Music is always playing in the background, whether I’m in a photo session or editing pictures on Lightroom. Lately I’ve been listening to a lot of acoustic folk. The vibe is contagious. You listen to The Tallest Man on Earth, Edward Sharpe and the Magnetic Zeroes, Of Monsters and Men, Sufjan Stevens, and suddenly you feel the urge to go on a road trip somewhere. If you can’t, you settle by following amazing photographers on Instagram that share this vintage folk vibe to their images. Check out pages like @livefolk and @folkmagazine, and photographers @lukegram & @alexstrohl. It’s a mix of landscape, adventure, lifestyle, traveling photography, wrapped up in a nice folk-y bow. I’m sure this style of photography is a fad, and there are recurring clichés, but I love it. For example, people in these photographs are usually small in comparison to the landscape, giving us a sense of scale of their surroundings. Usually, they’re not facing the camera, or their face isn’t visible. Probably makes it easier for us to imagine ourselves being where they are. And aesthetically, there’s usually a compressed dynamic range that lends a nostalgic film look to the photographs. So you scroll through these for a while, you get jealous of their photography, and then you look back at old pictures and search for images that show this sense of adventure and outdoor bliss.
I found these old pictures taken at the cabin of my friend Rosie. It feels like such a long time ago. I had completely forgotten about this fun trip and I’m glad I was able to document it. BRING A CAMERA WHEREVER YOU GO PLEASE.
Claudia sometimes braids her hair.
If you’ve been following me on Facebook, you may have noticed that I’ve been going back in my photo archives and sharing some of my favourite moments. Browsing through thousands of memories, it’s easy to get lost. You feel nostalgic. Then you find random hilarious pictures you forget the context of like this one.

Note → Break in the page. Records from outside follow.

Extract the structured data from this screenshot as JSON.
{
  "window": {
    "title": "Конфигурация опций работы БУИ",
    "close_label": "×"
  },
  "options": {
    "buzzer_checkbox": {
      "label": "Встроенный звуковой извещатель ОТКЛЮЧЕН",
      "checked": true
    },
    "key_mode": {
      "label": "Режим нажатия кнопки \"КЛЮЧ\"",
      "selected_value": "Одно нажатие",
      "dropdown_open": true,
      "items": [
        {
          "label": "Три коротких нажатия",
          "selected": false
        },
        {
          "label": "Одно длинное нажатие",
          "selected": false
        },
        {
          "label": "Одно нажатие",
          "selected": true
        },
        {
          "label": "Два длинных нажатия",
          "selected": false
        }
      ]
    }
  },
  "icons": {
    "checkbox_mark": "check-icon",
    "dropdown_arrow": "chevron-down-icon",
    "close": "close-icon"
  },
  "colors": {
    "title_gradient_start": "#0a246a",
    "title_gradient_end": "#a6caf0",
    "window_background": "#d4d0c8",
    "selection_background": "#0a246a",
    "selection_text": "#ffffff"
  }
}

I’m sorry. I don’t have any explanation for it.
Thanks for reading :)